DESCRIPTION OF THE TASK. Set each line of the records down again exactly, please.

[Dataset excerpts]
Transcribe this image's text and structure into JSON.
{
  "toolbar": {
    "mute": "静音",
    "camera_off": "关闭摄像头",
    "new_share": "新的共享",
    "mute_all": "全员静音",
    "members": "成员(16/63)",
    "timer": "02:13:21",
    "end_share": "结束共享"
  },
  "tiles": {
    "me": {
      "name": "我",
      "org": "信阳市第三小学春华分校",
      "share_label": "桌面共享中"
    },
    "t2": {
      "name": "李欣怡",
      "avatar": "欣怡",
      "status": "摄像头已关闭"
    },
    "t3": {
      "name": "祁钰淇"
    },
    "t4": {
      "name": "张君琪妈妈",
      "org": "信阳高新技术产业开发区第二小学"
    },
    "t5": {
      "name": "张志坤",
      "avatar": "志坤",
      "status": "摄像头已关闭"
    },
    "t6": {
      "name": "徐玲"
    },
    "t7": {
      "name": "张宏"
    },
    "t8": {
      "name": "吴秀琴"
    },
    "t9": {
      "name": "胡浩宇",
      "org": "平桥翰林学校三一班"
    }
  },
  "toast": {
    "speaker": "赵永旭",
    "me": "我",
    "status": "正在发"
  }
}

OUTPUT FOR THIS EXERCISE.
Transcribe this image's text and structure into JSON.
{
  "toolbar": {
    "mute": "静音",
    "camera_off": "关闭摄像头",
    "new_share": "新的共享",
    "mute_all": "全员静音",
    "members": "成员(16/63)",
    "timer": "02:13:21",
    "end_share": "结束共享"
  },
  "tiles": {
    "me": {
      "name": "我",
      "org": "信阳市第三小学春华分校",
      "share_label": "桌面共享中"
    },
    "t2": {
      "name": "李欣怡",
      "avatar": "欣怡",
      "status": "摄像头已关闭"
    },
    "t3": {
      "name": "祁钰淇"
    },
    "t4": {
      "name": "张君琪妈妈",
      "org": "信阳高新技术产业开发区第二小学"
    },
    "t5": {
      "name": "张志坤",
      "avatar": "志坤",
      "status": "摄像头已关闭"
    },
    "t6": {
      "name": "徐玲"
    },
    "t7": {
      "name": "张宏"
    },
    "t8": {
      "name": "吴秀琴"
    },
    "t9": {
      "name": "胡浩宇",
      "org": "平桥翰林学校三一班"
    }
  },
  "toast": {
    "speaker": "赵永旭",
    "me": "我",
    "status": "正在发"
  }
}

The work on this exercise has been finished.